Para 8 = conclusion. Despite the apparent close relationship conveyed in ‘Trojan Sofa, ’ it is clear that, although Niall is unaware, the reader is conscious his father is jeopardising his son’s future, through his own prejudice. Whereas, ‘Father and Son’ features a relationship that was once strong but has been ripped apart by grief and a lack of communication; yet, it is clear the father loves his son and wants to keep him safe although he too jeopardises his son’s safety by his procrastination/failure to intervene. Pick the areas from the text which you think you could analyse most fully. There are many different areas you could compare from the 2 texts but it will depend on the question which are most appropriate. Remember for all questions you must focus on at least two areas e. g. characterisation, theme, setting, imagery etc.
1. Choose two short stories in which a central character feels threatened or vulnerable. Compare how this situation is presented in each story and discuss which story is more effective in arousing your sympathy for the central character. 2. Choose two short stories in which setting plays an important role in developing your understanding of character and/or theme Which story, in your opinion, is more effective in developing your understanding? Justify your choice by reference to the setting of both stories. 3. Choose two short stories whose openings are crafted to seize the reader’s attention. Explain in detail how the impact of the openings is created and go on to evaluate which of the stories develops more successfully from its opening.
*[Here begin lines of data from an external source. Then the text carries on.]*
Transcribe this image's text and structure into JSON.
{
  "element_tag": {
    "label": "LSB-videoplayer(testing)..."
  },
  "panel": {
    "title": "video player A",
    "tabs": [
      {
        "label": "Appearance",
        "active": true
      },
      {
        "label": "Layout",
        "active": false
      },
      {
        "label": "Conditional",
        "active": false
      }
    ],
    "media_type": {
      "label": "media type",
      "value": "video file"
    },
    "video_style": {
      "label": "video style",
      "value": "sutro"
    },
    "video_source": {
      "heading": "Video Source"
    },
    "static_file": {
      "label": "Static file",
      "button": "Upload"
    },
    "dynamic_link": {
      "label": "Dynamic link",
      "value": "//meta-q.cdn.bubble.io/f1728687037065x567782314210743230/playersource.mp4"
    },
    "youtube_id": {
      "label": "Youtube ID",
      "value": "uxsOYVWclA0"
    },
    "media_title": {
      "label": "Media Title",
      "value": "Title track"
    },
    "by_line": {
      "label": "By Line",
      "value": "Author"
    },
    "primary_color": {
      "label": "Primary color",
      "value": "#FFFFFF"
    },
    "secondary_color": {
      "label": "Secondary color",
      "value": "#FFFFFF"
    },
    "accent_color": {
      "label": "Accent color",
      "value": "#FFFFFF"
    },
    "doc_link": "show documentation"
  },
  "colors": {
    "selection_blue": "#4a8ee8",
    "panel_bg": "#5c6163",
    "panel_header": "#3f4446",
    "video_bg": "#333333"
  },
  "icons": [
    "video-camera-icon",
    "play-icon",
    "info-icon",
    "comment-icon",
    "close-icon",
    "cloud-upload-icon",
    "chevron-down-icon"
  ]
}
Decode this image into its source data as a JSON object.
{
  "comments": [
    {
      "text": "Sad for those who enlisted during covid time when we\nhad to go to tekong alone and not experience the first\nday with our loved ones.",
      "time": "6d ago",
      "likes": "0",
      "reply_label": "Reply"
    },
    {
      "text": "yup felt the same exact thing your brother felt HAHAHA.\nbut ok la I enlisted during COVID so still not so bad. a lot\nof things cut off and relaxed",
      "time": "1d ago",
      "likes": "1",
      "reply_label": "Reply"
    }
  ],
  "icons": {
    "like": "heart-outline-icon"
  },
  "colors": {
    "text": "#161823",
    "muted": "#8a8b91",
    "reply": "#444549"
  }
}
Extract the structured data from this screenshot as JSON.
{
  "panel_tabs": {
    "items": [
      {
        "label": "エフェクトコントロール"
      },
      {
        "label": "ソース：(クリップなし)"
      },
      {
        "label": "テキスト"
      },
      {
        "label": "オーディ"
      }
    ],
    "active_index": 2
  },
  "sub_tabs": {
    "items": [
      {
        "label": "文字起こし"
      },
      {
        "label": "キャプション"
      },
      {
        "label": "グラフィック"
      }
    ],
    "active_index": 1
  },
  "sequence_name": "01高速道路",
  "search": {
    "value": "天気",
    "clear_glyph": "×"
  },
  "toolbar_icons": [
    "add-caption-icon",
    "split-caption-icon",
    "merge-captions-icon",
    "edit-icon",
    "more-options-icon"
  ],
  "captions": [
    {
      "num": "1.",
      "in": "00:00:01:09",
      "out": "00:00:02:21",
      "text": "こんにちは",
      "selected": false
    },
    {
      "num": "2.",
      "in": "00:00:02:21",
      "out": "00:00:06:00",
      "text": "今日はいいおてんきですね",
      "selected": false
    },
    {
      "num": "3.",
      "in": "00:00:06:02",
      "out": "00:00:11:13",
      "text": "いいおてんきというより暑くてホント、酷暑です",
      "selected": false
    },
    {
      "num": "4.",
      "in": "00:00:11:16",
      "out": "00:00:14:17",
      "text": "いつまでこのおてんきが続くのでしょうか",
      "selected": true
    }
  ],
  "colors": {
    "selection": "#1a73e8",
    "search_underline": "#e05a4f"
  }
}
Poetry Choose two poems by the same poet which you consider similar in theme and style. By referring to theme and style in both poems, discuss which poem you prefer. Prose Choose two short stories in which aspects of style contribute significantly to the exploration of theme. Compare the ways in which stylistic features are used to create and maintain your interest in the central ideas of the texts.